Happening Now

Hotline #697

November 29, 1991

The surface transportation bill now awaits the President's signature. The full House passed the conference bill on November 27, 377-42, and the Senate passed it 79-8.

Of course, the bad news is that the final bill does not include Senate-bill language that included intercity passenger rail as an eligible use of the $24-billion flexible account of the Highway Trust Fund -- the "Surface Transportation Program." We hear that Sen. Frank Lautenberg (D.-N.J.) fought hard to save it, but could not persuade House Public Works Chairman Robert Roe (D.-N.J.). Normally, rail issues like Amtrak fall under the House Energy and Commerce Committee's jurisdiction. But Roe, like many on the Public Works Committee, does not want Highway Trust Fund money to be spent on Amtrak or any other program controlled by Energy and Commerce. This was not a problem in the Senate, but in the House this turf battle was won by Public Works, and the losers are supporters of balanced transportation.

For development of a prototype maglev line at least 19 miles long, there is earmarked $725 million, but only $50 million for a "National High-Speed Transportation Technology Demonstration Program" that could be used for both maglev and high-speed rail, the latter defined as trains going over 125 mph.

A $250,000 UMTA study of a rail link in the Boston Central Artery project got in, thanks to Senator Mitchell (D.-Me.).

Transit still did well, at $31.5 billion -- a healthy figure, but down $500 million that was shifted to maglev. That averages out to $5.2 billion a year, up from this year's $3.8 billion. Transit also is eligible for the Surface Transportation Program and should benefit from the transfer of project selection choices from states to metropolitan planning organizations, and from the fact that $15 billion of the flexible money goes straight to those organizations.

It is unreasonable to provide so much for maglev -- a non-existent transportation mode -- while completely cutting out passenger rail (Amtrak), which serves millions. Look for a good nationally syndicated newspaper column by Jessica Mathews on this subject. It appeared in today's Washington Post.

Please write your Representative and Senators soon to protest this move by Chairman Roe, even if you already called this week. Tell them you are very upset that House Public Works did not include Amtrak in the surface transportation bill, as the Senate had tried to do. Keep up the pressure -- the more the hear from us, the more they will realize that House Public Works made a mistake in letting a petty rivalry with House Energy and Commerce dictate unwise transportation policy.

The Los Angeles County Transportation Commission has voted to continue studying Amtrak as a provider of commuter train services, making Amtrak the leading contender. The contract itself may be awarded in January.

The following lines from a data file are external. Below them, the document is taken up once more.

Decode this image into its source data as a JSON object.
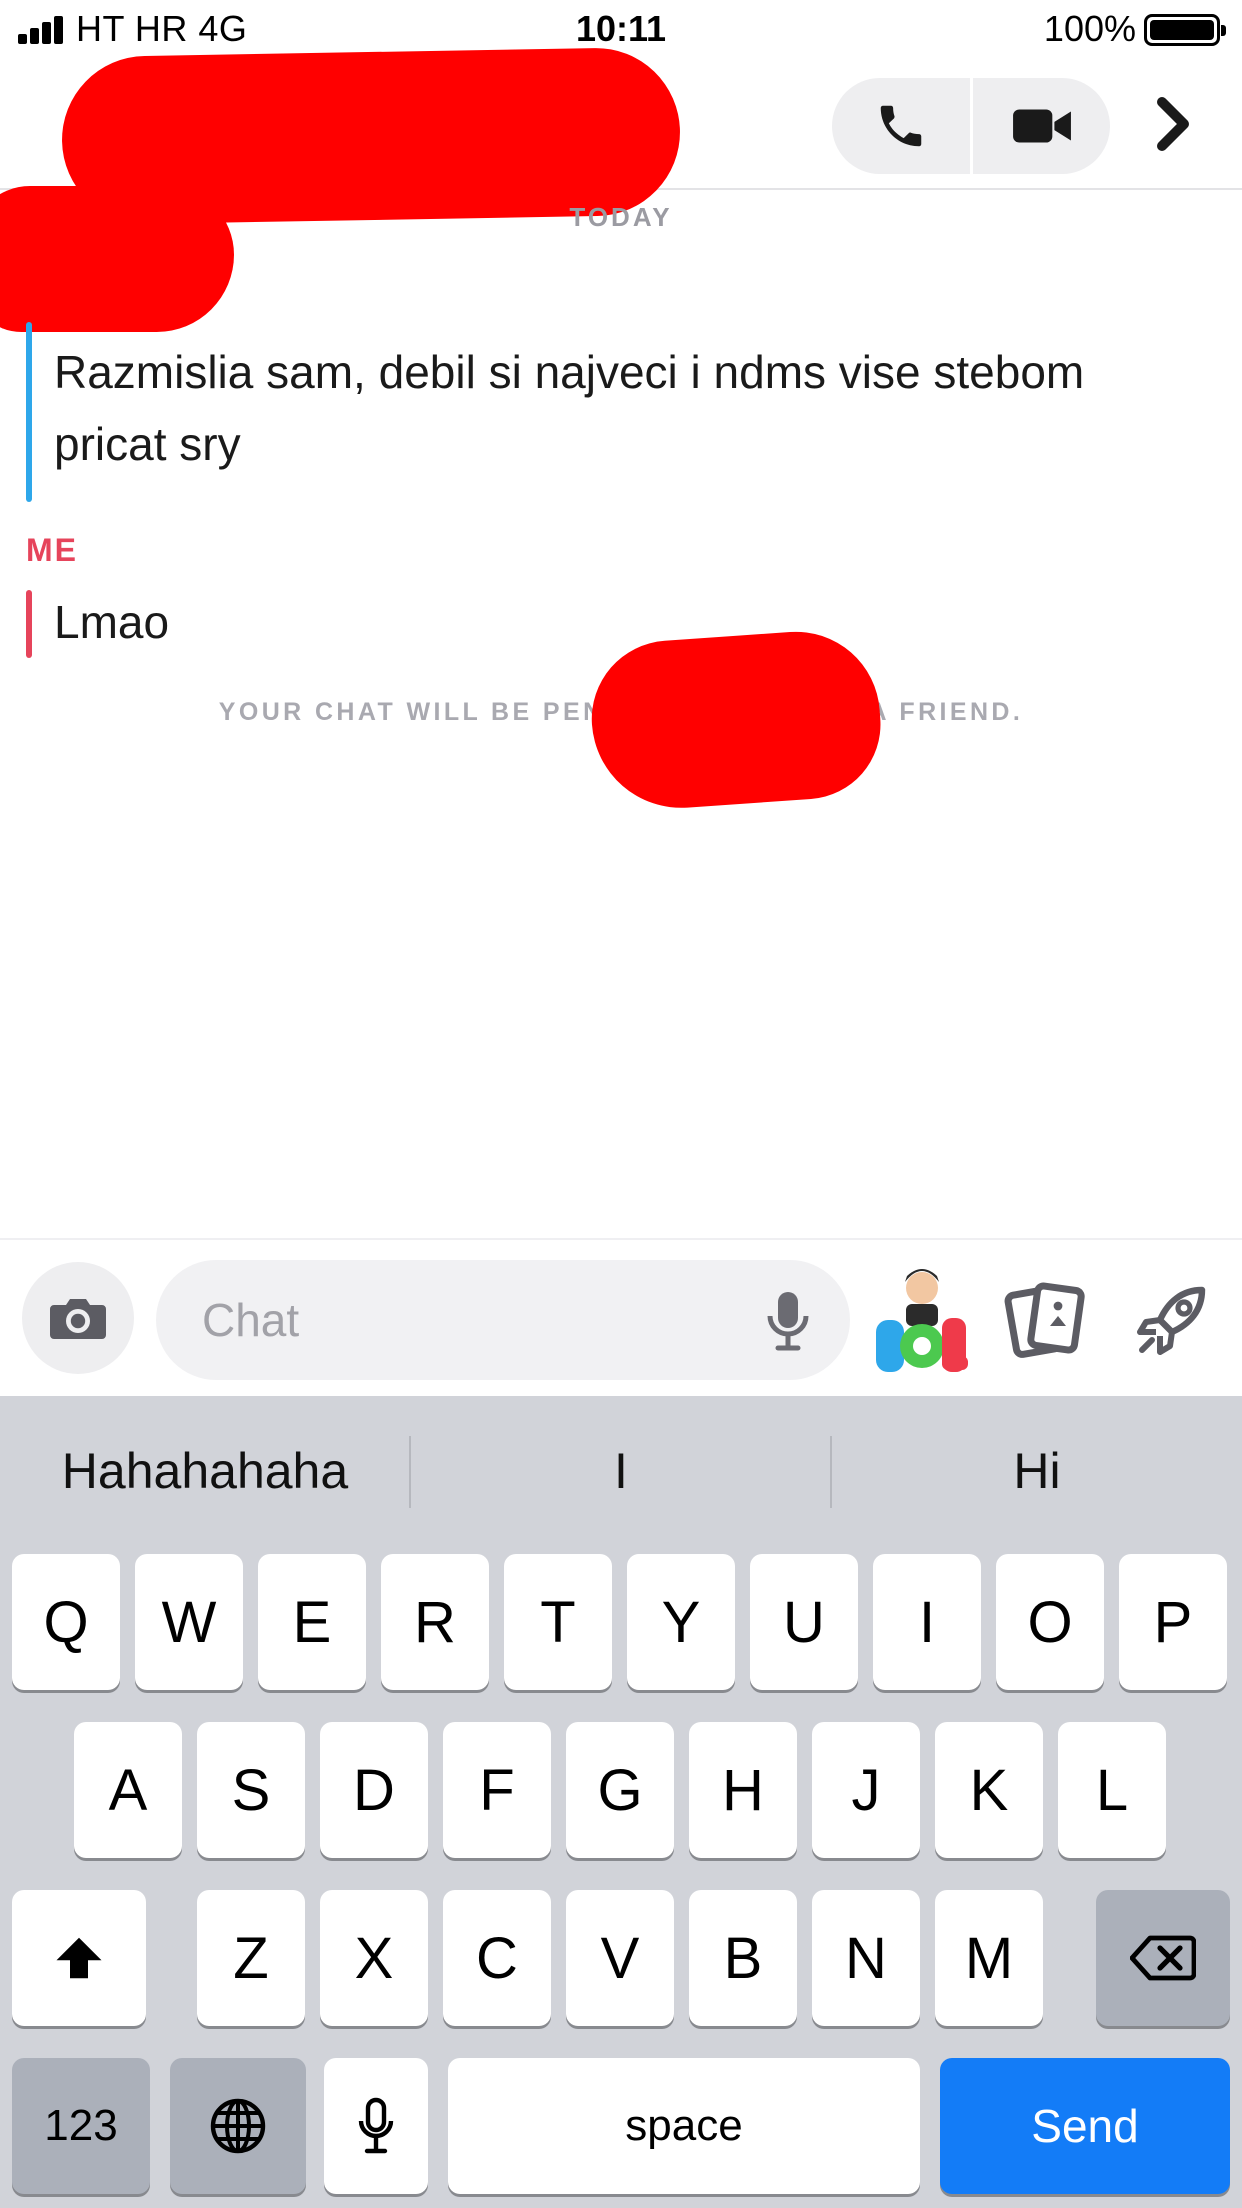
{
  "status_bar": {
    "carrier": "HT HR   4G",
    "time": "10:11",
    "battery_percent": "100%"
  },
  "header": {
    "icons": {
      "call": "phone-icon",
      "video": "video-camera-icon",
      "more": "chevron-right-icon"
    }
  },
  "messages": {
    "day_label": "TODAY",
    "items": [
      {
        "text": "Razmislia sam, debil si najveci i ndms vise stebom pricat sry",
        "bar_color": "#2ea7ea"
      },
      {
        "sender": "ME",
        "text": "Lmao",
        "bar_color": "#e6445b"
      }
    ],
    "pending_note": "YOUR CHAT WILL BE PENDING UN                    YOU AS A FRIEND."
  },
  "compose": {
    "placeholder": "Chat",
    "icons": {
      "camera": "camera-icon",
      "mic": "microphone-icon",
      "bitmoji": "bitmoji-lol-sticker",
      "cards": "cards-icon",
      "games": "rocket-icon"
    }
  },
  "keyboard": {
    "suggestions": [
      "Hahahahaha",
      "I",
      "Hi"
    ],
    "row1": [
      "Q",
      "W",
      "E",
      "R",
      "T",
      "Y",
      "U",
      "I",
      "O",
      "P"
    ],
    "row2": [
      "A",
      "S",
      "D",
      "F",
      "G",
      "H",
      "J",
      "K",
      "L"
    ],
    "row3": [
      "Z",
      "X",
      "C",
      "V",
      "B",
      "N",
      "M"
    ],
    "numbers_label": "123",
    "space_label": "space",
    "send_label": "Send",
    "send_color": "#137cf7"
  }
}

There has been a reprieve for the Chaleur, VIA Rail's tri-weekly train between Montreal and the Gaspe Peninsula. The Canadian Transport Ministry announced on November 25 that it had rescinded an order allowing the Canadian National to abandon the outer 60 miles of the Gaspe line. Pressure from Transport 2000 and Rural Dignity helped block the abandonment. T2000's lawsuit over CN's plan to abandon the Levis line continues.